Van Elderen goes international: Cold stores are built in Lommel (Belgium) and Montigny-le-Roi (France) which are fully dedicated to the storage of frozen potato products. Reinier van Elderen, son of the Van Elderen-Parlevliet couple, will be in charge of the daily management. The foreign coldstores continue under the name ‘Frigologix’.
Margreet van Elderen took over the cold store in Nieuw-Vennep, which now had a capacity of 120,000 m3. The name becomes ‘Frigo Nieuw-Vennep’. Also part of the Frigo Group, Frigo ‘s-Heerenberg was taken over by Margreet’s sister, Wil van Elderen, and her husband Henk van Veen. The cold store in the Achterhoek grew steadily to a capacity of 170,000 m3.
The Frigo Group Logistics adds an office to the Frigo Group in Abcoude. From now on, the Frigo Group can offer its customers a total solution in the form of the complete logistic handling of frozen and ambient goods flows. Since all sites have a Warehouse Management System (WMS) with barcode identification, product tracking and tracing is now guaranteed up to collinear level. As an independent service provider, Frigo Group Logistics offers conditioned transport options for both customers who store their products in the Frigo cold stores and for external customers at home and abroad. As a result, the Frigo Group has even more control over the chain and has even more to offer frozen food manufacturers. In the form of logistics processes that are optimised and/or completely taken off our hands, by an experienced and reliable partner with state-of-the-art coldstores and ISO 22000 and IFS certification.

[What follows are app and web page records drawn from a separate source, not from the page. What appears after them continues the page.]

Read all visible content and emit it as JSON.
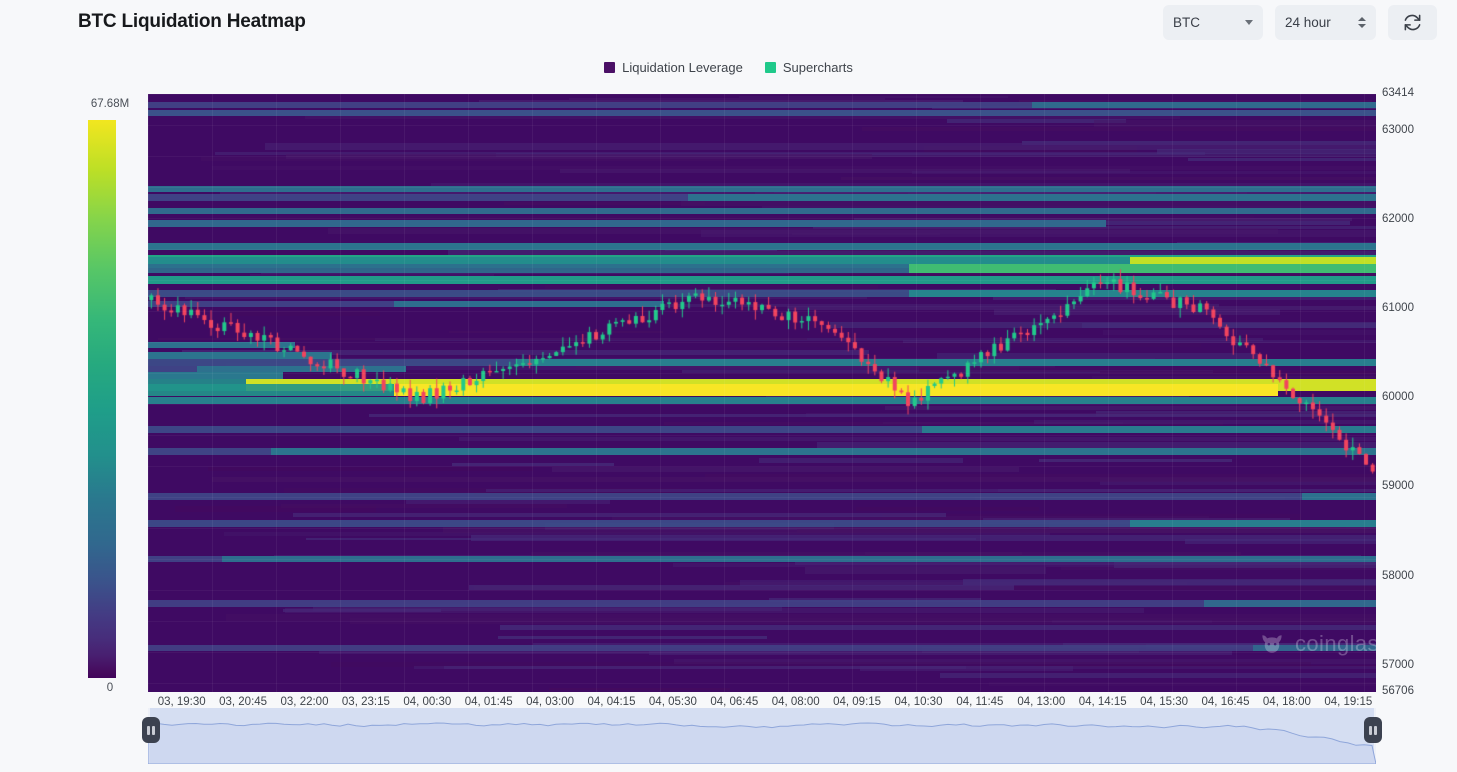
{
  "header": {
    "title": "BTC Liquidation Heatmap",
    "symbol_select": {
      "value": "BTC",
      "icon": "chevron-down-icon"
    },
    "range_stepper": {
      "value": "24 hour",
      "icon": "stepper-arrows-icon"
    },
    "refresh_button": {
      "icon": "refresh-icon",
      "label": ""
    }
  },
  "legend": [
    {
      "label": "Liquidation Leverage",
      "color": "#4b1066"
    },
    {
      "label": "Supercharts",
      "color": "#1fc98a"
    }
  ],
  "colorscale": {
    "max_label": "67.68M",
    "min_label": "0",
    "top_color": "#f2e61f",
    "bottom_color": "#42045b"
  },
  "watermark": {
    "text": "coinglass",
    "icon": "bull-logo-icon"
  },
  "brush": {
    "left_handle": "brush-handle-left",
    "right_handle": "brush-handle-right"
  },
  "chart_data": {
    "type": "heatmap",
    "title": "BTC Liquidation Heatmap",
    "xlabel": "",
    "ylabel": "",
    "grid": true,
    "legend_position": "top-center",
    "colorbar": {
      "label": "Liquidation Leverage",
      "min": 0,
      "max": 67680000,
      "min_label": "0",
      "max_label": "67.68M",
      "colormap": "viridis"
    },
    "ylim": [
      56706,
      63414
    ],
    "y_ticks": [
      63414,
      63000,
      62000,
      61000,
      60000,
      59000,
      58000,
      57000,
      56706
    ],
    "y_tick_labels": [
      "63414",
      "63000",
      "62000",
      "61000",
      "60000",
      "59000",
      "58000",
      "57000",
      "56706"
    ],
    "x_tick_labels": [
      "03, 19:30",
      "03, 20:45",
      "03, 22:00",
      "03, 23:15",
      "04, 00:30",
      "04, 01:45",
      "04, 03:00",
      "04, 04:15",
      "04, 05:30",
      "04, 06:45",
      "04, 08:00",
      "04, 09:15",
      "04, 10:30",
      "04, 11:45",
      "04, 13:00",
      "04, 14:15",
      "04, 15:30",
      "04, 16:45",
      "04, 18:00",
      "04, 19:15"
    ],
    "series": [
      {
        "name": "Liquidation Leverage",
        "type": "heatmap",
        "description": "Horizontal liquidation-level bands coloured by cumulative leverage magnitude (viridis: dark purple = low, yellow = high).",
        "bands": [
          {
            "price": 63290,
            "x_start": 0.72,
            "x_end": 1.0,
            "value": 14000000
          },
          {
            "price": 63200,
            "x_start": 0.0,
            "x_end": 1.0,
            "value": 6000000
          },
          {
            "price": 62350,
            "x_start": 0.0,
            "x_end": 1.0,
            "value": 15000000
          },
          {
            "price": 62250,
            "x_start": 0.44,
            "x_end": 1.0,
            "value": 16000000
          },
          {
            "price": 62100,
            "x_start": 0.0,
            "x_end": 1.0,
            "value": 14000000
          },
          {
            "price": 61960,
            "x_start": 0.0,
            "x_end": 0.78,
            "value": 13000000
          },
          {
            "price": 61700,
            "x_start": 0.0,
            "x_end": 1.0,
            "value": 17000000
          },
          {
            "price": 61560,
            "x_start": 0.0,
            "x_end": 1.0,
            "value": 34000000
          },
          {
            "price": 61520,
            "x_start": 0.8,
            "x_end": 1.0,
            "value": 60000000
          },
          {
            "price": 61460,
            "x_start": 0.62,
            "x_end": 1.0,
            "value": 42000000
          },
          {
            "price": 61330,
            "x_start": 0.0,
            "x_end": 1.0,
            "value": 30000000
          },
          {
            "price": 61180,
            "x_start": 0.62,
            "x_end": 1.0,
            "value": 22000000
          },
          {
            "price": 61060,
            "x_start": 0.2,
            "x_end": 0.42,
            "value": 15000000
          },
          {
            "price": 60600,
            "x_start": 0.0,
            "x_end": 0.12,
            "value": 16000000
          },
          {
            "price": 60480,
            "x_start": 0.0,
            "x_end": 0.15,
            "value": 17000000
          },
          {
            "price": 60400,
            "x_start": 0.3,
            "x_end": 1.0,
            "value": 20000000
          },
          {
            "price": 60330,
            "x_start": 0.04,
            "x_end": 0.21,
            "value": 16000000
          },
          {
            "price": 60260,
            "x_start": 0.0,
            "x_end": 0.11,
            "value": 18000000
          },
          {
            "price": 60150,
            "x_start": 0.08,
            "x_end": 1.0,
            "value": 62000000
          },
          {
            "price": 60090,
            "x_start": 0.2,
            "x_end": 0.92,
            "value": 67000000
          },
          {
            "price": 59980,
            "x_start": 0.0,
            "x_end": 1.0,
            "value": 21000000
          },
          {
            "price": 59650,
            "x_start": 0.63,
            "x_end": 1.0,
            "value": 19000000
          },
          {
            "price": 59400,
            "x_start": 0.1,
            "x_end": 1.0,
            "value": 17000000
          },
          {
            "price": 58900,
            "x_start": 0.94,
            "x_end": 1.0,
            "value": 16000000
          },
          {
            "price": 58600,
            "x_start": 0.8,
            "x_end": 1.0,
            "value": 20000000
          },
          {
            "price": 58200,
            "x_start": 0.06,
            "x_end": 1.0,
            "value": 15000000
          },
          {
            "price": 57700,
            "x_start": 0.86,
            "x_end": 1.0,
            "value": 13000000
          },
          {
            "price": 57200,
            "x_start": 0.9,
            "x_end": 1.0,
            "value": 12000000
          }
        ]
      },
      {
        "name": "Supercharts",
        "type": "candlestick",
        "up_color": "#22c98b",
        "down_color": "#f2445e",
        "ohlc_note": "BTC price candles overlaid on the heatmap; opens near 61100, peaks ~61300 mid-session, drops to ~59100 at the end.",
        "open_price": 61100,
        "high_price": 61350,
        "low_price": 59050,
        "close_price": 59250
      }
    ]
  }
}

With a new logo and a new internet site, www.frigogroup.com, the Frigo Group gets a new house style. In the spirit of its founder Hein van Elderen and his wife, the family business continues to stand out as a ‘Third Party Logistics Provider’ for both the storage and transport of chilled and frozen foodstuffs, offering a high-quality service.
Conditioned transport remains an integral part of the Frigo Group’s service offering, but the establishment of Frigo Group Transport is a response to market demand for more transport services. With her lorry driving licence in her pocket, Margreet van Elderen adds lustre to the start of the new business unit by driving one of the two lorry combinations from Nieuw-Vennep to ‘s-Heerenberg. Through cooperation with, and later the acquisition of, a transport company in Geldermalsen, Frigo Group Transport is set to grow rapidly. that specialises in conditioned transport. In addition to conditioned transport, the transport of steel and machines is growing into a transport specialism.
The Frigo Group will continue without Frigo ‘s-Heerenberg, which will be sold to Lineage Logistics. The purchase of nine new trucks underlines the growth of Frigo Group Transport within the Frigo Group: the philosophy of being the logistics service provider in frozen foods, with no fewer than 24 truck combinations, is not only applicable to frozen and chilled foods. With steel and machines as specialities, the Frigo Group can take care of the complete logistic handling of all conceivable ambient goods. Frigo Group Transport maintains a daily transport connection with France (especially the regions of Paris, Rouen and Lyon), but the whole of Europe is increasingly emerging as the working area of the logistics service providers from Nieuw-Vennep and Geldermalsen.